Bates goes to his cottage to find something for Anna, and winds up coming across Lady Mary's birth control. This reminds me of when my mom found Midol in my room (which I had bought and paid for with my babysitting money, thankyouverymuch). She RAISED HER VOICE and asked WHAT ARE THESE PILLS DOING HERE and I honestly don't know what on earth she thought they were, fercryin outloud, because I was about fourteen, but when I told her they were Midol her voice got tiny and she said something like "oh. don't waste your money. you can just take an aspirin." Anyway, I DO NOT LIKE TO SEE BATES AND ANNA ARGUE! But later, Bates points out that he couldn't have killed Green because his train ticket wasn't ripped! And just like that, our problem is (sort of) solved.
Would anyone else like to see a Mrs. Crawley/Dowager/Denker show? Now that Downton Abbey is nearing its last season, is that totally out of the question? Set it in the 1940s and make them work for the government of the commonwealth as spies. No one would suspect "women of a certain age" to be doing anything worthwhile, would they? (And let's be honest...we "women of a certain age" are not expected to do much in 2015, either. Which is why my goal is to be a whistle blower or something like that. I'll infiltrate and stuff.)
Here's what cracks my husband up: when I watch television or a movie, I look at the set design. I am looking at the Prince's "crummy" room and mumbling stuff like, "I think Cassie would love that bed," or "I want that cupboard..." Do you do stuff like that?
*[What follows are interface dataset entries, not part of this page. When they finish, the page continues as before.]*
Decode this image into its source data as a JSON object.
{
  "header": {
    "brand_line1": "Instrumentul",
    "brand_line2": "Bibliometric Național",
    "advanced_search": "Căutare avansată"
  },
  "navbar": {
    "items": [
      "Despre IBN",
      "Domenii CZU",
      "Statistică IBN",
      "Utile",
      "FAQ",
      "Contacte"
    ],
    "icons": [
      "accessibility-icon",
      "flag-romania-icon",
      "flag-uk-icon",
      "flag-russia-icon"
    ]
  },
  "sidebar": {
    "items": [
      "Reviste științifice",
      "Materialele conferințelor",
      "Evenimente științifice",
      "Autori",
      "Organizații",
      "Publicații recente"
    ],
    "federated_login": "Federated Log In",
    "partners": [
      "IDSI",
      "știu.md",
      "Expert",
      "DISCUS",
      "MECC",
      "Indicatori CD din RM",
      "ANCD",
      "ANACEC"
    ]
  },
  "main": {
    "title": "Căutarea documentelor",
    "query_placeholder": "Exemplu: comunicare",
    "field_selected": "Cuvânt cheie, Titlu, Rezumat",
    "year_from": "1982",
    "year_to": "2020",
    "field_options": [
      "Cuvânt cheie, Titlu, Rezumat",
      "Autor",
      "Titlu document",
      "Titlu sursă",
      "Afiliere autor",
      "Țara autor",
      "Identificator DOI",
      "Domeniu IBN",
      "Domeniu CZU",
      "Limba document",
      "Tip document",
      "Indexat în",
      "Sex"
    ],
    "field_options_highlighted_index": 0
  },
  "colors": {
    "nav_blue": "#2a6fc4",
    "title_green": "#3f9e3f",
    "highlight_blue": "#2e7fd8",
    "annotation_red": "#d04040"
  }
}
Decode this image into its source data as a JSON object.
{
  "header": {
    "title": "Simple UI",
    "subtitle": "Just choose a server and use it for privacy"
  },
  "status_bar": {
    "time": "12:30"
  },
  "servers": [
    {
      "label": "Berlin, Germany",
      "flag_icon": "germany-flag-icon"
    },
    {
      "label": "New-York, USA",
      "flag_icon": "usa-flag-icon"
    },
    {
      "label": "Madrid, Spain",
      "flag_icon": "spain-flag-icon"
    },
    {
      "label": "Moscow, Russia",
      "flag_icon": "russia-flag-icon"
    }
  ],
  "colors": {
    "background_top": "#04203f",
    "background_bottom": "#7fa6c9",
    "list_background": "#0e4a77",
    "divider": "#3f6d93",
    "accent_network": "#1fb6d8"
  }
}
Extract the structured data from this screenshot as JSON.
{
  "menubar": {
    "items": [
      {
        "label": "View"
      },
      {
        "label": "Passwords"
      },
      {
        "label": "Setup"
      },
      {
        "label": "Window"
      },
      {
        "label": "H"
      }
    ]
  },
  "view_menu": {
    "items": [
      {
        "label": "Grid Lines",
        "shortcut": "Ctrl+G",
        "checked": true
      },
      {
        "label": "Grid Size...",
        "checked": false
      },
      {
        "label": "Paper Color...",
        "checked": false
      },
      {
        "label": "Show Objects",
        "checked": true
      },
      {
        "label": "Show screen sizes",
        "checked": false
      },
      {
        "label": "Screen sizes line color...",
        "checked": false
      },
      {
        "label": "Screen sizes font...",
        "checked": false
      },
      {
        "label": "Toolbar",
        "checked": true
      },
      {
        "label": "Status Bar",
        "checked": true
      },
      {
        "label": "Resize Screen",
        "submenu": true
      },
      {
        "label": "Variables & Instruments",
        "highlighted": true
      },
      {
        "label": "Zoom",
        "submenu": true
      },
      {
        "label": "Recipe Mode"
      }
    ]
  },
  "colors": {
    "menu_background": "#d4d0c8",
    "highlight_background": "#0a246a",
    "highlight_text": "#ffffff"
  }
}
And in the Prince's crummy room is where it goes down: once upon a time, the Prince wanted to run away with Dame Maggie Smith.
|It was when she still was a redhead and his hair wasn't so greasy.|
|They would have been a cute couple, yes?|
And then she shows up at his room (where we love the bed and the cupboard) and he asks her to run away again, but now (as she says), there's no one to run away from. I think the writers do a good job here in letting us know that having to find a "suitable" mate doesn't always make a happy union. It makes me glad I married someone wholly "unsuitable." (J/K, DL!!! I don't mind that you were a coal miner! As long as you can reach the top shelf for me, it's all good!)
Thomas asks Baxter to come into the bathroom with him and while my brain is screaming "I WANT THAT SINK!!" he is showing her his poor backside which is all chewed up and horrible-looking. Baxter, who is second only to Mrs. Hughes and Mrs. Crawley (they're tied) as the voice of reason, takes him to the doctor. The doctor tells him that he just needs to accept himself for who he is, and not try to change. That is good advice for EVERYONE to heed, not just Thomas. I like the doctor, I think. I think Mrs. Crawley needs to pick him.
At the horse activity, Mable Lane Fox, Charles Blake, and Tony Gillingham show up to see Mary's new hairdo. There is verbal banter between Mary and Mable, almost as though they are a younger version of the Dowager and Mrs. Crawley. I have a feeling that they could become great friends, if all of the "you slept with my boyfriend" stuff is kept hush-hush.
Okay....now I know there are folks out there who are going to be a little miffed that Edith takes Marigold back, because the Pigman's wife really loved her and took good care of her. But Edith needs that baby. Did you notice that she's wearing more colorful stuff? And her hats are awesome? Because when she gets Marigold and gets out of Dodge, she will be her old self again. I think it would have been better to let the Pigman's wife in on it from the get-go, but hindsight is 20/20. Plus, the Pigman's wife has a really nice hutch and some great ironstone and transferware, so that should be some consolation.
It's sort of like the Velveteen Rabbit:“Real isn't how you are made,' said the Skin Horse. 'It's a thing that happens to you. When a child loves you for a long, long time, not just to play with, but REALLY loves you, then you become Real.'"
Only it's that when you have somebody to love, you feel beautiful. And you can't help but look beautiful, too. (Have you ever seen an ugly bride? Didn't think so.)
And when Edith gets to London, her smile says it all. She's beautiful once more.